It’s part of the coffee brand’s initiative to invest in green energy regionally.

By Mike Pomranz
Updated April 15, 2019

If you drop into a Starbucks in Texas, chances are your experience is a lot greener than it used to be. The coffee giant announced today that it’s partnered with the solar energy company Cypress Creek Renewables to fund two solar farms which are providing enough energy to power 360 Starbucks locations in areas including Houston, Dallas, Fort Worth, Plano, and Arlington.

“At Starbucks, we are proud of our 30-year legacy in environmental leadership as we know the planet is our most important partner,” Rebecca Zimmer, Starbucks director of global environmental impact, said in the announcement. “Our long-standing commitment to renewable energy supports our greener retail initiative and demonstrates our aspiration to sustainable coffee, served sustainably. Now, we are investing in new, renewable energy projects in our store communities, which we know is something our partners and customers can appreciate for their local economy and for the environment.”

The two solar farms which are currently up-and-running are 10-megawatt Cypress Creek-owned projects in Wharton and Blossom, Texas. On top of that, Starbucks says it will also be investing in six other Cypress Creek solar farms — a deal that was put together by the U.S. Bancorp Community Development Corporation (USBCDC), which previously helped Starbucks on a similar deal on a solar farm in North Carolina that produces enough power for 600 locations.

“Starbucks is taking a unique approach — investing in solar farms regionally to support a specific group of its stores,” Chris Roetheli, business development officer with the USBCDC, explained. “This is a new concept and one that I think other companies are watching and may follow.
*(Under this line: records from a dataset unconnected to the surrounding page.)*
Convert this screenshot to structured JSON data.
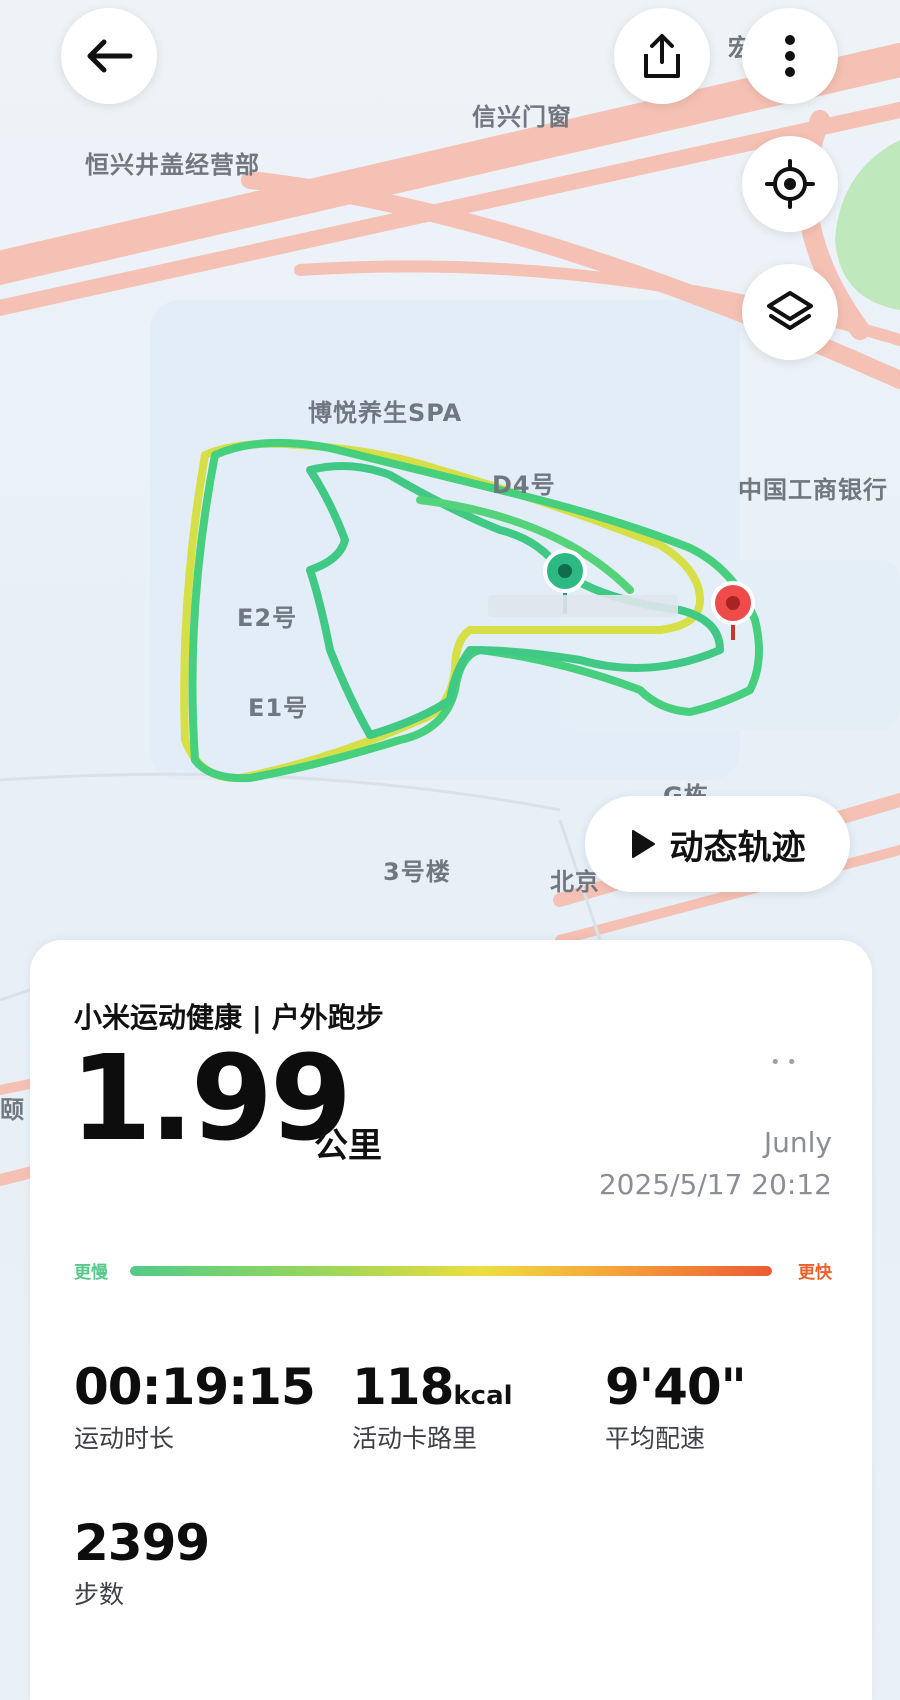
{
  "map": {
    "labels": {
      "poi_1": "恒兴井盖经营部",
      "poi_2": "信兴门窗",
      "poi_3": "博悦养生SPA",
      "poi_4": "D4号",
      "poi_5": "中国工商银行",
      "poi_6": "E2号",
      "poi_7": "E1号",
      "poi_8": "G栋",
      "poi_9": "3号楼",
      "poi_10": "北京",
      "poi_11": "宏",
      "poi_12": "颐"
    }
  },
  "toolbar": {
    "back_icon": "arrow-left-icon",
    "share_icon": "share-icon",
    "more_icon": "more-vertical-icon",
    "locate_icon": "locate-icon",
    "layers_icon": "layers-icon"
  },
  "dynamic_track": {
    "label": "动态轨迹",
    "icon": "play-icon"
  },
  "summary": {
    "title": "小米运动健康 | 户外跑步",
    "distance": "1.99",
    "distance_unit": "公里",
    "owner_badge": "• •",
    "owner": "Junly",
    "datetime": "2025/5/17 20:12",
    "pace_legend": {
      "slow": "更慢",
      "fast": "更快"
    },
    "stats": [
      {
        "value": "00:19:15",
        "unit": "",
        "label": "运动时长"
      },
      {
        "value": "118",
        "unit": "kcal",
        "label": "活动卡路里"
      },
      {
        "value": "9'40\"",
        "unit": "",
        "label": "平均配速"
      },
      {
        "value": "2399",
        "unit": "",
        "label": "步数"
      }
    ]
  },
  "colors": {
    "track_green": "#3ccf7a",
    "track_yellow": "#d9e04a",
    "start_marker": "#2db884",
    "end_marker": "#ef4b4b",
    "road": "#f6c4b8"
  }
}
It’s an interesting model that allows them to talk specifically about the impact of their investments.”

Starbucks also used this news as an opportunity to remind customers that its company-owned stores are the number one purchaser of renewable electricity in the retail sector according to the EPS’s Green Power Partnership.